Spanish Army builds ant-colony AI conquistador algorithm
Iberian insect intelligence to plan 'actual strategy'
Spanish computer researchers and army officers say they have developed an algorithm based on the behaviour of ant colonies which can plot "the best path" through battlefields for manoeuvring troops. The general-ware has apparently been tested in a "mini-simulator" developed by modifying the computer game Panzer General.
The AI software is known as a "multiobjective ant colony optimization (MOACO) algorithm". It was applied to the problems of battlefield command by a team including computing specialists from the University of Granada and military officers from the Spanish army's Doctrine and Training Command.
According to Antonio Miguel Mora García of Granada uni's computer architecture and technology department, the ant-colony-in-a-box system can look at a battlefield and plot out the best route to be followed across it by a military unit.
Specifically, this research work has developed a software that would allow the army troops to define the best path within a military battlefield, considering that such path will be covered by a company and this must consider the security criteria (reaching their destination with the lowest number of casualties) and speed (reaching their destination as quickly as possible).
In addition to García and his academic colleagues, Lieutenant-Colonel Millán and Major Torrecillas of the Spanish Army Corps of Infantry also contributed to the design of the insectoid-general system, dubbed CHAC. Apparently CHAC incorporates both "heuristic and pheromone information" and "the dominance concept of multiobjective optimization problems".
Having designed CHAC, García has now reportedly tested it out in his new simulated battlefield for ant-colony-directed tank war, which "started from the battlefields present in the videogame Panzer General™, defining later the necessary properties and restrictions to make them faithful to reality".
Apparently the Spanish Ministry of Defence has been sufficiently impressed with the software's simulated performance that "in the long term [the MoD] could incorporate some of the features of the new simulator for the design of actual military strategies".

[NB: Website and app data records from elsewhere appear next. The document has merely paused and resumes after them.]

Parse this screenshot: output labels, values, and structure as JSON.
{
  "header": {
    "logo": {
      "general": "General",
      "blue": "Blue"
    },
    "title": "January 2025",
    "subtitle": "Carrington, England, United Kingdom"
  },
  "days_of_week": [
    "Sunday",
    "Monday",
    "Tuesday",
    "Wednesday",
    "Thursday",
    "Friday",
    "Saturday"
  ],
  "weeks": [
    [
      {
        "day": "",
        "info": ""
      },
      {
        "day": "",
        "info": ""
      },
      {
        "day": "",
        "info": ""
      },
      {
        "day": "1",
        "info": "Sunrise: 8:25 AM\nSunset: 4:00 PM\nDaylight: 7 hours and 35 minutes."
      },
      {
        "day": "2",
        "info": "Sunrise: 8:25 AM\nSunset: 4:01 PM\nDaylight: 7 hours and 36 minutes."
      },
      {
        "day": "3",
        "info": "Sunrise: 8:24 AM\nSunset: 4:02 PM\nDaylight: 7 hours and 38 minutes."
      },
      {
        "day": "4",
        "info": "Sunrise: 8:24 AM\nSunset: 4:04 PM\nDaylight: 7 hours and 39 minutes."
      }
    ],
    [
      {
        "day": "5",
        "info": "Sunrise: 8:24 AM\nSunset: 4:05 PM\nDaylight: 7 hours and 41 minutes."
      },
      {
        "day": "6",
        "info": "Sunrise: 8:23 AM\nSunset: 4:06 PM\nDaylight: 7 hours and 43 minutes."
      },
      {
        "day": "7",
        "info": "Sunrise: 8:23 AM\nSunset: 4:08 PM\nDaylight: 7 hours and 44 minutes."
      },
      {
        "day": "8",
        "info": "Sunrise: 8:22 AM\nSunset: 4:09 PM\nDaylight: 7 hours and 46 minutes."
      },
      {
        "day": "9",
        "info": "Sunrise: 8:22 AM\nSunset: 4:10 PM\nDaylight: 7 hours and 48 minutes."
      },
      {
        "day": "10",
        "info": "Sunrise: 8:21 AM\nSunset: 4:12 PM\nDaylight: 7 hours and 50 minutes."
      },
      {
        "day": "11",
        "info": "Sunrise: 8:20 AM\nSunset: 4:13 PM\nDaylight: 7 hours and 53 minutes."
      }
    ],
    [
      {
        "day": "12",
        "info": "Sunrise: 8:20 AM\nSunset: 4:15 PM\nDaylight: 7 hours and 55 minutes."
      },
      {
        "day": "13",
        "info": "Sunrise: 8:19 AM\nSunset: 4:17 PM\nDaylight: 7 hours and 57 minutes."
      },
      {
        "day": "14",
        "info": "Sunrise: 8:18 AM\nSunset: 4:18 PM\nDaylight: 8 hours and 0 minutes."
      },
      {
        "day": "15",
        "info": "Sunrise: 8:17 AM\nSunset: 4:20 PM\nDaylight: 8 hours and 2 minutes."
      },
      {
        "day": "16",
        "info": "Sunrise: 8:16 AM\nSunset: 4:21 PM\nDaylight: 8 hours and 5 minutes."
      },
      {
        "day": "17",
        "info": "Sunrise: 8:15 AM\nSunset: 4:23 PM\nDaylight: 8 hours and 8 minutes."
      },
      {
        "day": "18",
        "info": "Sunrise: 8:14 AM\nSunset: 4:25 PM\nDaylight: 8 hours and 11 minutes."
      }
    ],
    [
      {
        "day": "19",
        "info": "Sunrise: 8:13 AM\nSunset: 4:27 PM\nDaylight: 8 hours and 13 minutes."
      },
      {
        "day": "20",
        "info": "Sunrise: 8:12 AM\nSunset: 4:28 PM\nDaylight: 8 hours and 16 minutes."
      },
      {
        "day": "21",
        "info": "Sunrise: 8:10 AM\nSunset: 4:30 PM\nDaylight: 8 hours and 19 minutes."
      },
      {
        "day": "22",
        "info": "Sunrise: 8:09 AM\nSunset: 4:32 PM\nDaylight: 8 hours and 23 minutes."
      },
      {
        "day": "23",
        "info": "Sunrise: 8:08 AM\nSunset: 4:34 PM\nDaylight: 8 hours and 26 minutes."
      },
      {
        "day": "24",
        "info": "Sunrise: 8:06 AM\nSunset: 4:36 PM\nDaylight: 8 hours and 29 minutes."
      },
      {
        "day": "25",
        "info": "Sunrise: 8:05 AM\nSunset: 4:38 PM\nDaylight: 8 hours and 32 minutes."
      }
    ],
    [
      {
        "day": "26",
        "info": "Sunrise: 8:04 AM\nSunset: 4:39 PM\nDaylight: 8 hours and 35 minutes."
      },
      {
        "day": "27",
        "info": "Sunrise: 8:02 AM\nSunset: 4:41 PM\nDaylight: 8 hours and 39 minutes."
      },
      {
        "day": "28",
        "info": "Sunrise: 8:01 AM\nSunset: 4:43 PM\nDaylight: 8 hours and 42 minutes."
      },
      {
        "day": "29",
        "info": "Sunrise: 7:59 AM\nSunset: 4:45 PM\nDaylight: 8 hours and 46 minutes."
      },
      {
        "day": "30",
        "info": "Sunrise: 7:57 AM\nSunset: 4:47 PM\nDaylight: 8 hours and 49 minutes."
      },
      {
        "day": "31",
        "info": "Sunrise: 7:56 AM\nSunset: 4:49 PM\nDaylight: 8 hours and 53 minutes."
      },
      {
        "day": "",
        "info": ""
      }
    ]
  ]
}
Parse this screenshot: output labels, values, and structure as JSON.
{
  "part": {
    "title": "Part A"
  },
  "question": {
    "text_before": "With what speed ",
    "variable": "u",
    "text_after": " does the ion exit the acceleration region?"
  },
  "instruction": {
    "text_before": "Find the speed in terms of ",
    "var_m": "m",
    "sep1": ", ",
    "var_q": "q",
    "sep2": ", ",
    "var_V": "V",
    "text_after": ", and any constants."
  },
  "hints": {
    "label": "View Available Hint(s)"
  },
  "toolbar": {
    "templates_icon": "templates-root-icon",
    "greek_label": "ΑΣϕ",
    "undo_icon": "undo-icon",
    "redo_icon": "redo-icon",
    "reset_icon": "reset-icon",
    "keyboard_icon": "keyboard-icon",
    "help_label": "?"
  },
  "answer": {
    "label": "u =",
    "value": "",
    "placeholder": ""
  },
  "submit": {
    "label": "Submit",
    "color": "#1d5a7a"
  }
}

Alternatively, according to García, "it could also be useful to solve planning problems for the distribution of goods, trying to serve the highest possible number of customers starting from a central warehouse, considering the lowest possible number of vehicles”.